### What you should do:
Among the lines of the material below, how many carry the word "folder"? Only the number is wanted.

### Given records:
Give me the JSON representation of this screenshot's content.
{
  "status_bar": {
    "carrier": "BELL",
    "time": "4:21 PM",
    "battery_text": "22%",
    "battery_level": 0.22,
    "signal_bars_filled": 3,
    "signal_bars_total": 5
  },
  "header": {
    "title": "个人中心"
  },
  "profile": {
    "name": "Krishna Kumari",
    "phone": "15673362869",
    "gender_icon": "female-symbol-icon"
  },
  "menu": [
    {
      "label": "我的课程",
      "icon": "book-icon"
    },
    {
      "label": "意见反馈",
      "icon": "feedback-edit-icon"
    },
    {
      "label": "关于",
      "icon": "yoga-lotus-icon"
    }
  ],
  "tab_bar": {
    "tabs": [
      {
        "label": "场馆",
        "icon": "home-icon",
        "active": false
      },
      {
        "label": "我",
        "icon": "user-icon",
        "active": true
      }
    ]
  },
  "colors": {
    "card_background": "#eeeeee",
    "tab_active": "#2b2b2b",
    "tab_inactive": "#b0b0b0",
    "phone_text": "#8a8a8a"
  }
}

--

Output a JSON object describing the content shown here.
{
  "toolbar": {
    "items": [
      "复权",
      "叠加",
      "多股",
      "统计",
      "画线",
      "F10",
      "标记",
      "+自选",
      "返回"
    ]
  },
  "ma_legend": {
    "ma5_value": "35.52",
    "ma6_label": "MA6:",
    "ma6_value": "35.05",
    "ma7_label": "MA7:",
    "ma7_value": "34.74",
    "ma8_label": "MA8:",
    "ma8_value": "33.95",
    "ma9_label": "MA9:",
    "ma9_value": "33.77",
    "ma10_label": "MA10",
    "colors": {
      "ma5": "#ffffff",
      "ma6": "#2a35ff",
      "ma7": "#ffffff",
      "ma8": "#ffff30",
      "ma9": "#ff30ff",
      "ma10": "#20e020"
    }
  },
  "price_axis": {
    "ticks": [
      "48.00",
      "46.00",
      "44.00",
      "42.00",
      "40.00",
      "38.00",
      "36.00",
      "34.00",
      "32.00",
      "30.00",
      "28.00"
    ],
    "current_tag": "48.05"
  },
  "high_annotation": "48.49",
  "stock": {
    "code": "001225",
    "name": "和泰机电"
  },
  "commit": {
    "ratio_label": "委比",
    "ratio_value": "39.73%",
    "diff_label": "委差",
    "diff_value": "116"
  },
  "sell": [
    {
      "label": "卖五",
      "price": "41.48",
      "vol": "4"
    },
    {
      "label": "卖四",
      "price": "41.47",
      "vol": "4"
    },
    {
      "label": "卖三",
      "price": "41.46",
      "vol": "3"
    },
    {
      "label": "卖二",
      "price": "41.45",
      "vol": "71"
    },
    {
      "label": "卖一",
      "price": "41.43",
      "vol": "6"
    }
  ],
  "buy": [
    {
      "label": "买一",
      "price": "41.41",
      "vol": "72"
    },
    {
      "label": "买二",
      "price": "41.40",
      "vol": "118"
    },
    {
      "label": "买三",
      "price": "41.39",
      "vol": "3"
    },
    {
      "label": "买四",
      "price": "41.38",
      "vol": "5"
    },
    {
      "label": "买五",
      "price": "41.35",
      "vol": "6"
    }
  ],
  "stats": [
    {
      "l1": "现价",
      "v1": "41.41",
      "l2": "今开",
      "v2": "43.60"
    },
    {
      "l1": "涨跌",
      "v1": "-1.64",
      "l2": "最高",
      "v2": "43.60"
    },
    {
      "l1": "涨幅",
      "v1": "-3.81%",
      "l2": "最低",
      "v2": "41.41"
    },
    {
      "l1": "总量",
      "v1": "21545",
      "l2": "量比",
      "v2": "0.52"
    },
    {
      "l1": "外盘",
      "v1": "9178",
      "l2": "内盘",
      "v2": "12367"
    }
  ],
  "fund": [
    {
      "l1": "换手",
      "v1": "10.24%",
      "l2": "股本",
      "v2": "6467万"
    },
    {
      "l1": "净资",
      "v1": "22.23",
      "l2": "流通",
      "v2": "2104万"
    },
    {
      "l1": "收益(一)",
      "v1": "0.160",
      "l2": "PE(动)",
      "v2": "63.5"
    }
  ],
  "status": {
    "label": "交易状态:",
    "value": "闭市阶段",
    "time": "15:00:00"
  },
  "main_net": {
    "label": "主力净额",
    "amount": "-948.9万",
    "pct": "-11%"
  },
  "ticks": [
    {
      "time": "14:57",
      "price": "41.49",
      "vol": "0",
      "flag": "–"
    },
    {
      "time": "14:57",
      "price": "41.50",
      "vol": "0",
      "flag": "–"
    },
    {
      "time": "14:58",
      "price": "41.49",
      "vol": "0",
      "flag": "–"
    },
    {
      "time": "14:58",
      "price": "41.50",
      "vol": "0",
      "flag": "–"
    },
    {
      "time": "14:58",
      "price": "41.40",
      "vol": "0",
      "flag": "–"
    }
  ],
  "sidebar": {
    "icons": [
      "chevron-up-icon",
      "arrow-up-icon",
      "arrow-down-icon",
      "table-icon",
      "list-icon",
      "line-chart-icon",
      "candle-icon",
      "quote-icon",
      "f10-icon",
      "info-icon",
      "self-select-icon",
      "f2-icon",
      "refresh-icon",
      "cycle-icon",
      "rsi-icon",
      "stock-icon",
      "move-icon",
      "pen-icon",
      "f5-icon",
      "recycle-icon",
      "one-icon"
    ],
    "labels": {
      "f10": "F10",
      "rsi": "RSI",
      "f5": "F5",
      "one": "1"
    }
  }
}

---

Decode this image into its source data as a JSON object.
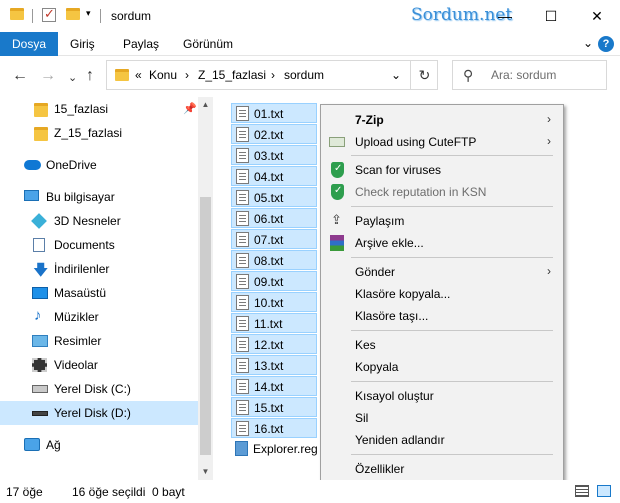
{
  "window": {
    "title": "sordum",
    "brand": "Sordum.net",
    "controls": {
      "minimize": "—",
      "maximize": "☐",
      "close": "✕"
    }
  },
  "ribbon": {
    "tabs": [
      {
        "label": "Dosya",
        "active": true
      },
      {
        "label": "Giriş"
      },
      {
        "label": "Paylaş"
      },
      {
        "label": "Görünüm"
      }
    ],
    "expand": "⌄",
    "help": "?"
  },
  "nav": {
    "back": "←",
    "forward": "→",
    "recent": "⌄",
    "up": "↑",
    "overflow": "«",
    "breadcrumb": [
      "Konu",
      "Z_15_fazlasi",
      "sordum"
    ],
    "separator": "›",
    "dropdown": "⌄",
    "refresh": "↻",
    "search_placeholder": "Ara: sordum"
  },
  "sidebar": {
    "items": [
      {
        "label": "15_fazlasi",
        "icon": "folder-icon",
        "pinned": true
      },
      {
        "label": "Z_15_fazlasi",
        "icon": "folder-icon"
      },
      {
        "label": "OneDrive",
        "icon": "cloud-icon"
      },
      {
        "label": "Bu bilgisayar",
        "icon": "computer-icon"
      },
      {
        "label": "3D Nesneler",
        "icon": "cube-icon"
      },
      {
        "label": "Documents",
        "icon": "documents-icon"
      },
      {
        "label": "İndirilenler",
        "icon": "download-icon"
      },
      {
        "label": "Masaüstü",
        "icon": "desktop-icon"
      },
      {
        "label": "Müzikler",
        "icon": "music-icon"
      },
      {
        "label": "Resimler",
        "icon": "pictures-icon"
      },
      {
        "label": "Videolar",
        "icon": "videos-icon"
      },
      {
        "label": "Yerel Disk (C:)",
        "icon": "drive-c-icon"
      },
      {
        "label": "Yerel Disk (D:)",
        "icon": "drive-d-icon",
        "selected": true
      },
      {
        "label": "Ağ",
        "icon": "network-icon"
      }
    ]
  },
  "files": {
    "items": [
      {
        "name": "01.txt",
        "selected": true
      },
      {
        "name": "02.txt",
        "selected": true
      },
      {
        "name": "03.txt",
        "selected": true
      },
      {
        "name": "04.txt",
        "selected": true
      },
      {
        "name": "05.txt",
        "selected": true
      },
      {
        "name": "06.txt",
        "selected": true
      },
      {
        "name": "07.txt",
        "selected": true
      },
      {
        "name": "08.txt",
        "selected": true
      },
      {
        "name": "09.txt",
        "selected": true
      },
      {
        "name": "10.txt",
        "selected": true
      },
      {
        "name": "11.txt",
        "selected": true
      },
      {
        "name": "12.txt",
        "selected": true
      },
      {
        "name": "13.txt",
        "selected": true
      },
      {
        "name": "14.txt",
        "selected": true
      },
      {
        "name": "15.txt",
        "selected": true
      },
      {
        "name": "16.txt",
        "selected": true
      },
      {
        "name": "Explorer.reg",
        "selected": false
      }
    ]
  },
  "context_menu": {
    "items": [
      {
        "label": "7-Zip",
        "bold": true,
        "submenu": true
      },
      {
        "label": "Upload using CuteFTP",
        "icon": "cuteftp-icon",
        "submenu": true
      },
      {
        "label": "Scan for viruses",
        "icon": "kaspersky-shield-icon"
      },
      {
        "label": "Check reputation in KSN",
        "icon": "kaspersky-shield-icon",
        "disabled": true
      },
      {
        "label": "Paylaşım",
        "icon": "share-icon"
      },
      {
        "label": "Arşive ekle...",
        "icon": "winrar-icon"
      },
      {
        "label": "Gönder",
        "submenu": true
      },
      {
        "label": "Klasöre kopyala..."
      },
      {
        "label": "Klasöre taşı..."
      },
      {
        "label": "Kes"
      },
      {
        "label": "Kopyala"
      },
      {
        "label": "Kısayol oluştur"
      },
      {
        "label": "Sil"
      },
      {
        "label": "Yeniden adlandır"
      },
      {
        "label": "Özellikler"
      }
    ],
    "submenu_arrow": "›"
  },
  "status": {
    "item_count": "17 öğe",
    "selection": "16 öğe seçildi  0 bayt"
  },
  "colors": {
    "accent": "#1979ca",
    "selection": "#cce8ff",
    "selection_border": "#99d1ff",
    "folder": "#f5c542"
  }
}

### Result for this task:
3